═════ INPUT FOR THIS TASK ═════
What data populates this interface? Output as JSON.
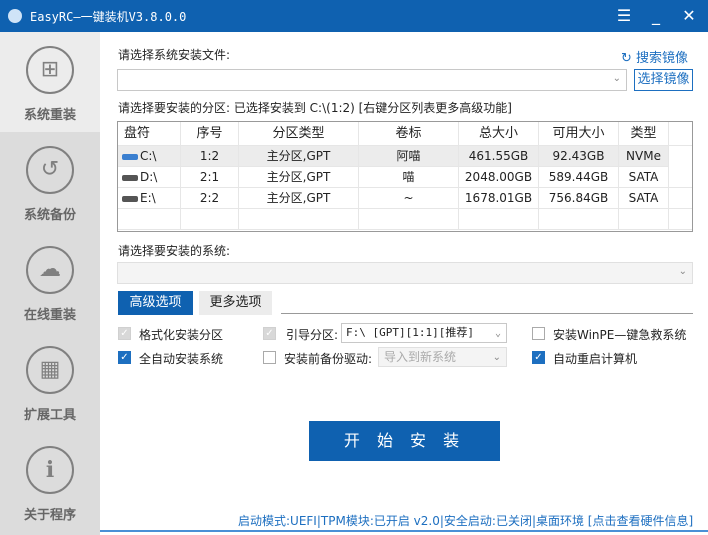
{
  "window": {
    "title": "EasyRC—一键装机V3.8.0.0",
    "menu_icon": "menu-icon",
    "minimize_icon": "minimize-icon",
    "close_icon": "close-icon"
  },
  "sidebar": {
    "items": [
      {
        "label": "系统重装",
        "icon": "windows-icon",
        "active": true
      },
      {
        "label": "系统备份",
        "icon": "backup-icon"
      },
      {
        "label": "在线重装",
        "icon": "cloud-sync-icon"
      },
      {
        "label": "扩展工具",
        "icon": "tools-icon"
      },
      {
        "label": "关于程序",
        "icon": "info-icon"
      }
    ]
  },
  "image": {
    "label": "请选择系统安装文件:",
    "search_label": "搜索镜像",
    "value": "",
    "select_button": "选择镜像"
  },
  "partition": {
    "label": "请选择要安装的分区: 已选择安装到 C:\\(1:2) [右键分区列表更多高级功能]",
    "columns": [
      "盘符",
      "序号",
      "分区类型",
      "卷标",
      "总大小",
      "可用大小",
      "类型"
    ],
    "rows": [
      [
        "C:\\",
        "1:2",
        "主分区,GPT",
        "阿喵",
        "461.55GB",
        "92.43GB",
        "NVMe"
      ],
      [
        "D:\\",
        "2:1",
        "主分区,GPT",
        "喵",
        "2048.00GB",
        "589.44GB",
        "SATA"
      ],
      [
        "E:\\",
        "2:2",
        "主分区,GPT",
        "~",
        "1678.01GB",
        "756.84GB",
        "SATA"
      ]
    ]
  },
  "system": {
    "label": "请选择要安装的系统:",
    "value": ""
  },
  "tabs": [
    "高级选项",
    "更多选项"
  ],
  "options": {
    "format": {
      "label": "格式化安装分区",
      "checked": true,
      "disabled": true
    },
    "boot": {
      "label": "引导分区:",
      "checked": true,
      "disabled": true,
      "value": "F:\\ [GPT][1:1][推荐]"
    },
    "winpe": {
      "label": "安装WinPE—键急救系统",
      "checked": false
    },
    "auto_install": {
      "label": "全自动安装系统",
      "checked": true
    },
    "backup_driver": {
      "label": "安装前备份驱动:",
      "checked": false,
      "value": "导入到新系统"
    },
    "auto_restart": {
      "label": "自动重启计算机",
      "checked": true
    }
  },
  "start_button": "开 始 安 装",
  "status": "启动模式:UEFI|TPM模块:已开启 v2.0|安全启动:已关闭|桌面环境 [点击查看硬件信息]"
}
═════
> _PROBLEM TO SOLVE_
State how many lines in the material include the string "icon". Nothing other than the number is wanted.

> _WRITTEN REPLY_
8